“We need some changes to identify patterns of overuse,” he said. “For instance, having benchmarks that establish norms, such as an acceptable rate of negative MRIs.”

Other ideas include increasing imaging appropriateness education in medical school and developing programs in which radiology residents participate in rounds with clinical teams.

Radiologists as Utilization Managers

The key to effective imaging optimization, however, lies with radiologists and their role as imaging utilization managers, experts said. “Radiologists should not simply advise on the best imaging method, but also provide input as to which diagnoses should be considered in the first place,” Dr. Jha said. “We need to be clinically engaged, know the patient’s history, the clinical context and the pretest probability of disease, and discuss these things with the referring physician.”

The management role will prove challenging in a business model that depends largely on referrals. Nevertheless, Dr. Milman, who has been in private practice in Austin more than 20 years, said he believes that referring physicians generally appreciate opportunities to discuss the best imaging approach for each patient.

“Probably 99 percent of the time, the referring physician is happy that the radiologist is picking up the phone and contacting him or her to make sure the right test is performed,” he said. “That builds a relationship and prevents you from becoming a commodity.”

This last point is critical, as the threat of commoditization is the biggest challenge facing radiology today, Dr. Jha said. “We have to realize that the world is not like it was before the financial meltdown of 2008,” he said. “At that time, we feared self-referral—now we need to fear commoditization.”

Avoiding commoditization will prove to be especially challenging for radiologists amid continuing development of technology like teleradiology and PACs. “In today’s high-volume world, there is less time for interaction between radiologists and other doctors,” Dr. Milman said. “Many doctors have access to images on PACs so they don’t come by as often to discuss a case.”

Clinical imaging conferences and imaging rounds can weave the radiologist back into the fabric of patient management, Dr. Jha said. Initiatives to promote more “face time” between radiologists and patients, such as those offered by RSNA’s Radiology Cares® campaign, show promise, Dr. Milman said.

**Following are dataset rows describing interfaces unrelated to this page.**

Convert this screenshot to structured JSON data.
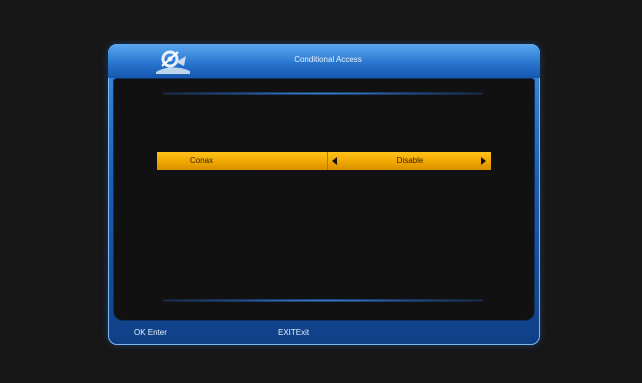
{
  "dialog": {
    "title": "Conditional Access",
    "logo_icon": "satellite-gear-logo"
  },
  "settings": [
    {
      "label": "Conax",
      "value": "Disable",
      "left_arrow_icon": "triangle-left-icon",
      "right_arrow_icon": "triangle-right-icon"
    }
  ],
  "footer": {
    "ok_key": "OK",
    "ok_action": "Enter",
    "exit_key": "EXIT",
    "exit_action": "Exit"
  },
  "colors": {
    "accent_blue": "#2a76cf",
    "highlight_row": "#f0a700",
    "background": "#171717"
  }
}
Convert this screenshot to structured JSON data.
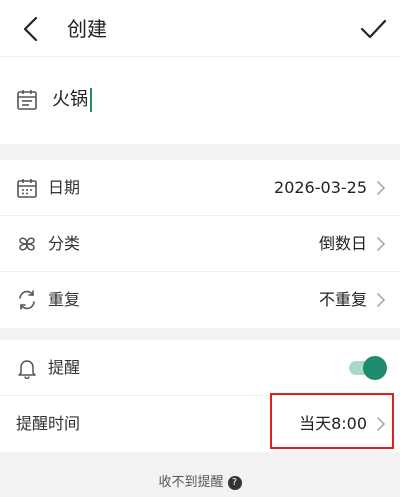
{
  "header": {
    "title": "创建",
    "back_icon": "chevron-left-icon",
    "confirm_icon": "checkmark-icon"
  },
  "name_field": {
    "value": "火锅",
    "icon": "note-icon",
    "caret_color": "#1e8a6e"
  },
  "rows": {
    "date": {
      "label": "日期",
      "value": "2026-03-25",
      "icon": "calendar-icon"
    },
    "category": {
      "label": "分类",
      "value": "倒数日",
      "icon": "clover-icon"
    },
    "repeat": {
      "label": "重复",
      "value": "不重复",
      "icon": "repeat-icon"
    },
    "reminder": {
      "label": "提醒",
      "icon": "bell-icon",
      "enabled": true
    },
    "reminder_time": {
      "label": "提醒时间",
      "value": "当天8:00"
    }
  },
  "footer": {
    "help_text": "收不到提醒",
    "help_icon_glyph": "?"
  },
  "colors": {
    "accent": "#1e8a6e",
    "accent_light": "#a7d8c8",
    "highlight": "#e02020",
    "section_bg": "#f2f2f2"
  }
}
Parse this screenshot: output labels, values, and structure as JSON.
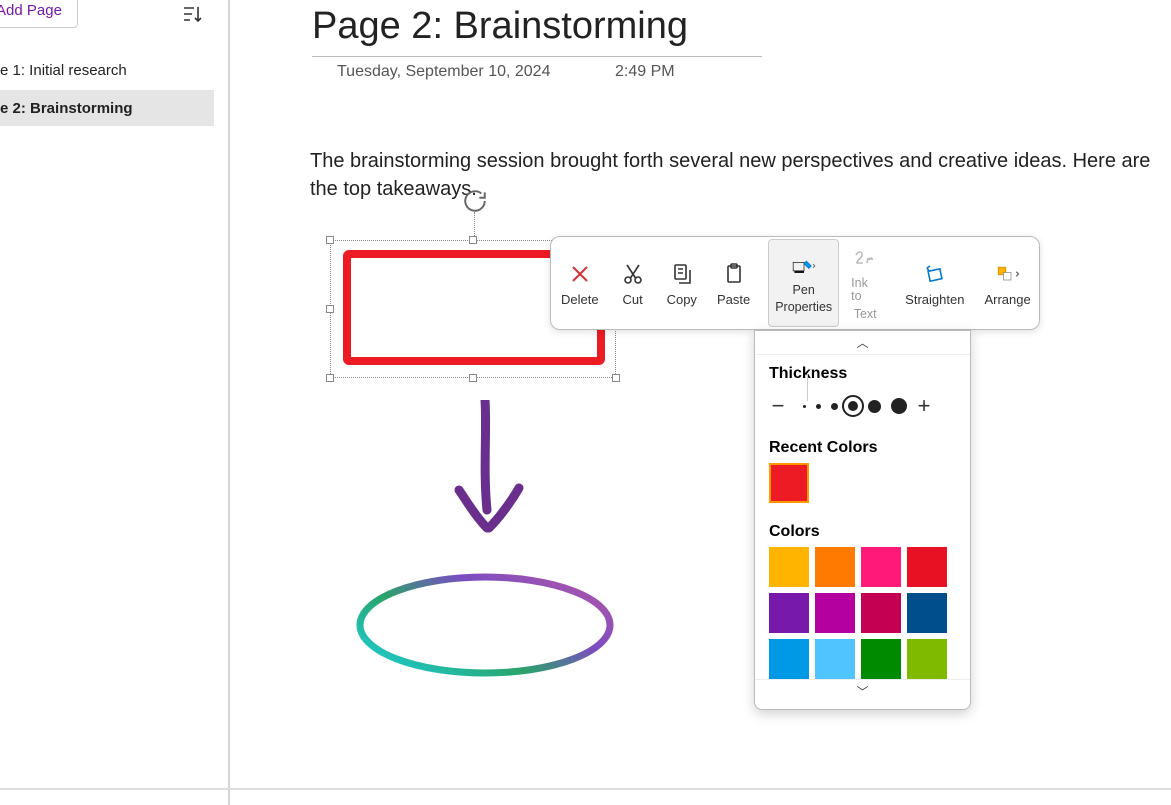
{
  "sidebar": {
    "addPageLabel": "Add Page",
    "items": [
      {
        "label": "e 1: Initial research"
      },
      {
        "label": "e 2: Brainstorming"
      }
    ]
  },
  "page": {
    "title": "Page 2: Brainstorming",
    "date": "Tuesday, September 10, 2024",
    "time": "2:49 PM",
    "body": "The brainstorming session brought forth several new perspectives and creative ideas. Here are the top takeaways."
  },
  "toolbar": {
    "delete": "Delete",
    "cut": "Cut",
    "copy": "Copy",
    "paste": "Paste",
    "penProperties": "Pen Properties",
    "penPropertiesLine1": "Pen",
    "penPropertiesLine2": "Properties",
    "inkToText": "Ink to Text",
    "inkToLine1": "Ink to",
    "inkToLine2": "Text",
    "straighten": "Straighten",
    "arrange": "Arrange"
  },
  "penPanel": {
    "thicknessLabel": "Thickness",
    "recentColorsLabel": "Recent Colors",
    "colorsLabel": "Colors",
    "thicknessOptions": [
      3,
      5,
      7,
      10,
      13,
      16
    ],
    "selectedThicknessIndex": 3,
    "recentColors": [
      "#ed1c24"
    ],
    "selectedRecentIndex": 0,
    "colorGrid": [
      "#ffb400",
      "#ff7a00",
      "#ff1978",
      "#e81123",
      "#7719aa",
      "#b4009e",
      "#c30052",
      "#004e8c",
      "#0099e5",
      "#4fc4ff",
      "#008a00",
      "#7fba00"
    ]
  }
}
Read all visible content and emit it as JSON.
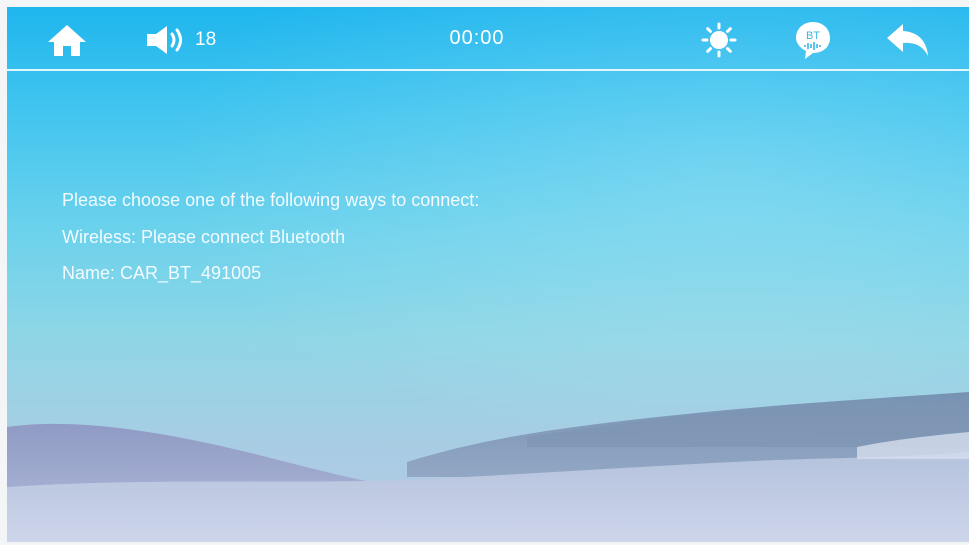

“As this process of optimizing utilization moves forward, we have an opportunity to show the value of radiologists,” Dr. Jha said. “A CT scan can be valuable, but radiologists can add value beyond that scan, for instance by showing that judicious use of CT can prevent overuse of far more expensive modalities like catheter angiograms.”

Neither Dr. Jha nor Dr. Milman expects the shift to more efficient utilization to be seamless, but they agree that the radiologist must play a central role in the process. “By being a team player and interacting with other physicians, radiologists will strengthen our profession and ultimately improve outcomes for our patients,” Dr. Milman said.


Web Extras

  • Access the article, “From Imaging Gatekeeper to Service Provider — A Transatlantic Journey,” in the New England Journal of Medicine at
  • For more information on the Image Wisely campaign founded by RSNA, ACR, ASRT and AAPM, go to
  • For more information on the Image Gently campaign supported by more than 40 organizations including RSNA, go to
  • For more information on RSNA's Radiology Cares campaign, go to